Still catching up, but it would be churlish not to mention the 20th anniversary of Margaret Thatcher’s celebrated (in some circles) Bruges speech, which passed the other day with the usual guff from withdrawalists. The BBC’s Nick Robinson has a fun piece on the anniversary celebrations and the Tories’ Europe problem which is well worth reading, considering the fact that they’re likely to be in power at some point within the next couple of years.
Because the Tories under David Cameron still have no EU policy. I’ve been hunting for one for a while now (March 2008, July 2006), and they still seem no closer to working out what they even think of the thing. (It’s not just the Tories, of course – Labour are just as bad…)
The thing is, Thatcher’s near-infamous Bruges speech remains a great starting point for the Tories to set out their position on Britain’s involvement with the rest of Europe. An odd thing for someone who labels himself loosely pro-EU to say? Not really…
The speech is well worth reading in full – because it’s now become this near-mythical anti-EU manifesto for British withdrawalists (notably anti-EU “think tank” the Bruges Group, named after the speech – a think tank not afraid to associate itself with some of the more hysterical anti-EU crowd).

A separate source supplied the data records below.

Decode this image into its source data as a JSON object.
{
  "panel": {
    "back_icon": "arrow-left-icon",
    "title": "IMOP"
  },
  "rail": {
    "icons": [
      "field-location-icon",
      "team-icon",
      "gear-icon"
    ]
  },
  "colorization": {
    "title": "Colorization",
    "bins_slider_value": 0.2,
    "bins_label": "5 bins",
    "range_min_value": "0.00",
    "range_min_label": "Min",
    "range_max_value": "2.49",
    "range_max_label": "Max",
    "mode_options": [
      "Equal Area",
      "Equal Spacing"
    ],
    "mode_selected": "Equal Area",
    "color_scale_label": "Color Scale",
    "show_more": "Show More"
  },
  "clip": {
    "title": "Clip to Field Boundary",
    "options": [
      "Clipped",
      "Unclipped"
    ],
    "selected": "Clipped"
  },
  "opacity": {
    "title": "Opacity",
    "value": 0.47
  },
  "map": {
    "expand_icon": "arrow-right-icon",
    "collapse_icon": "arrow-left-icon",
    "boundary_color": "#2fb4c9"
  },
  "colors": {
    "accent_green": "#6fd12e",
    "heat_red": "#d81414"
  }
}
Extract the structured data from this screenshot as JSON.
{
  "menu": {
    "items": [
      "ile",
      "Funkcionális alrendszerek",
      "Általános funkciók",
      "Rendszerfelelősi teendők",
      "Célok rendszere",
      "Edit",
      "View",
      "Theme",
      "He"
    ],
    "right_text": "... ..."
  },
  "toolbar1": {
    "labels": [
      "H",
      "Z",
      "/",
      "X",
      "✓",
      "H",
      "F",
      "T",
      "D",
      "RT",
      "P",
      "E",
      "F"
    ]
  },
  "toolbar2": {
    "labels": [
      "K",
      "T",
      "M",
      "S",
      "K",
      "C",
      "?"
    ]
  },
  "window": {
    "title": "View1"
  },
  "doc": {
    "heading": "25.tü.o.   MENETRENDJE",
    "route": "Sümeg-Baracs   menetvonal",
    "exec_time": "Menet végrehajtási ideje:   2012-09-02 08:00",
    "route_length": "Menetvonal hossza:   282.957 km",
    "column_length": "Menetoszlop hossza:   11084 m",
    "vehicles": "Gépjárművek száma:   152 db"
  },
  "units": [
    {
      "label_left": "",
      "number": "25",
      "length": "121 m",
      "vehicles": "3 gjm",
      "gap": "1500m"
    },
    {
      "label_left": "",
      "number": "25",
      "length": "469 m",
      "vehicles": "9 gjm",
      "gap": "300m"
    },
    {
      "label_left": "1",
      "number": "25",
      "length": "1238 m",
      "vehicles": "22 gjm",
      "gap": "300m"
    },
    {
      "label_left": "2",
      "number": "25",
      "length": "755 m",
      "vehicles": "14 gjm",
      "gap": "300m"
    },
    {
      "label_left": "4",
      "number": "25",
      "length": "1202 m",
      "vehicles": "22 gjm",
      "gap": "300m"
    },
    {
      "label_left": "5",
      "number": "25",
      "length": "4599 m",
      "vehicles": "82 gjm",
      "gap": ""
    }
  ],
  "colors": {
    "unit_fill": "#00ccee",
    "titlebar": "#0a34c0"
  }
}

With such a massive reputation to fight through, it’s very easy to make assumptions about what Thatcher actually said. Listen to the anti-EU lot and you’d think that the speech was a blistering attack on the very idea of a common European future, delivered in the kind of foaming-at-the-mouth style that anyone who’s been knocking around EU-related internet forums has come to associate with British euroscepticism. (Seriously, British anti-EU types – you’re embarrassing me here… I want to feel proud of being British, and you’re making us all look like arseholes – same as those drunken tits on the Costa del Sol. Whatever happened to the old British virtues of decency, restraint and politeness?)
Yet it actually contains much that is positive towards a European Union, and fully supports continued British engagement at the heart of the process. It’s just that it doesn’t support the direction the current EU has been heading for the last 30-odd years towards greater centralisation and uniformity. Pretty much all of Thatcher’s suggestions back then are still being made to this day – and not just by eurosceptics.
Sadly, though, Thatcher’s Bruges speech is more referred to than read – and thanks to its current associations with flag-waving anti-EU nutters it is mostly ignored. Yet its overall vision for Europe remains a sound alternative to the current model, while in the details are identified many of the key problems with the current set-up, none of which have really changed in two decades. It’s got its problems, certainly – I don’t advocate everything that Maggie said by any means – but as a starting point for creating an alternative vision for the European Union, it remains both simple (if occasionally overly simplistic) and compelling. Check out the Wordle-generated word cloud of the speech (with only Europe, Community, European, Britain, British and removed – the five most commonly-used words, and in that order) – there may be a slight tilt towards an economic vision of European co-operation, but she covers a lot of ground:
Most satisfying, though, is that it provides a healthy supply of quotes defending and advocating Britain’s close involvement with the rest of Europe (even to the point of advocating greater use of a European single currency) which can be thrown at any British eurosceptics that happen by…
“We British are as much heirs to the legacy of European culture as any other nation. Our links to the rest of Europe, the continent of Europe, have been the dominant factor in our history…
Too often, the history of Europe is described as a series of interminable wars and quarrels. Yet from our perspective today surely what strikes us most is our common experience… It is the record of nearly two thousand years of British involvement in Europe, cooperation with Europe and contribution to Europe, contribution which today is as valid and as strong as ever…
Britain does not dream of some cosy, isolated existence on the fringes of the European Community. Our destiny is in Europe, as part of the Community.”
What are the chances of David Cameron ever making a speech containing that kind of rhetoric? The old Tory squabbles over the EU that dominated the 1990s may well have subsided, but the party leadership are still worried that they’re bubbling away under the surface. The recent campaign for a referendum on the Lisbon Treaty showed how powerful anti-EU populism can be. Though the campaign was ultimately unsuccessful, it did demonstrate one thing – euroscepticism remains a danger to the Conservative party. Perhaps its biggest danger.
These people will be in charge of the EU’s second largest economy – and yet even they don’t know what they are going to do once they come to power.
(On a related note, Richard Corbett may be a decidedly pro-EU Labour MEP writing in the left-wing Guardian, so just about as biased as they come on this topic, but his recent look at current Tory attitudes towards the EU is essential reading.)